If you examine any single health intervention, more often than not, there are multiple actors in play. Even if the intervention seems straightforward, there will inevitably be the need for a variety of sectors to become involved. With that in mind, public health has evolved in the past decade to include new collaborative business models that draw from the expertise from an array of sectors across a multitude of fields to utilize a more holistic approach to development. Now with the inclusion of various information and communication technologies (ICTs) in our interventions, the need for buy-in and partnerships between everyone from public health to technology to government to the private sector is even more crucial.
The Health Communication Capacity Collaborative (HC3) hosted a workshop at the NetHope Global Member Summit in St. Charles, Illinois on October 14th. The NetHope Summit was a week-long event for its 39 member organizations and even longer list of supporters. NetHope members are diverse and include organizations such as CARE, Habitat for Humanity, OxFam, and PATH. They wok for a common cause: to leverage ICTs for development in fields such as emergency response, health, environmental sustainability, and education. The premise of NetHope is simple: to bring together the relevant actors and come up with solutions. At HC3’s workshop on Monday, the objective was to figure out how to move this collaborative spirit forward in health communication.

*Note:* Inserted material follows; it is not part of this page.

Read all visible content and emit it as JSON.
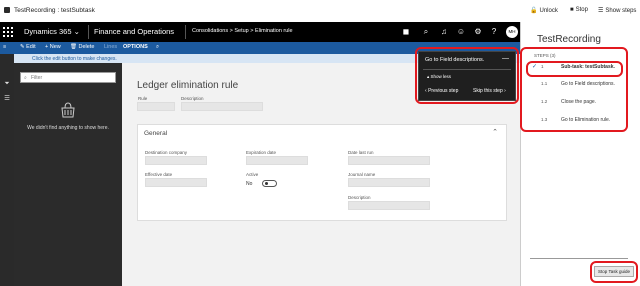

The workshop was attended by five organizations that work broadly in the field of development, both domestically and internationally. Although these groups did not necessarily have health communication activities on the forefront of their portfolios, they had a vested interest in bettering health outcomes and strengthening health systems using health communication as an indispensable tool. Their perspectives were varied: from different health focus areas, different regions in the world, and different capacities on the ground. The conversation began with setting a common language and talking about health and behavior change communication basics. Once the foundation was set, discussion shifted to figure out how to leverage all of the various experts and capacities in the room to find solutions to common problems.
Among the areas of focus for all of the organizations, maternal health seemed to be the underlying common thread. Also a proxy for the strength of health systems, maternal health outcomes are not only critical to bettering the lives of women worldwide, but also sound maternal health services require action from several sectors including: the government, drug distributors, service providers, and more. The organizations in attendance all agreed that there were several existing resources in maternal health. Certainly, toolkits have been made and many templates exist particularly for harnessing the potential of ICTs for maternal health. But there is a need for more knowledge management, and bringing all of these resources together so as not to “recreate the wheel.”
The attendees brought with them experience with various technological applications, such as reminder services, methods of teaching, and diagnostic tools. But by the end of the workshop, it was clear that those in attendance wanted to come together again, with even more actors around the table, to identify a common goal in health communication that technology could be used to achieve. In particular, discussions arose about developing a community monitoring approach that would span across sectors. This could allow better and more rapid evaluation of health indicators such as access to and quality of health services and begin to incorporate the voice of the community in the process.
HC3 is excited about the possibilities of these new partnerships. By organizing further workshops, HC3 is in the position to bring together seemingly dissimilar organizations for a common cause: using technology for health communication. Stay tuned for more on upcoming workshops, and next steps on these partnerships.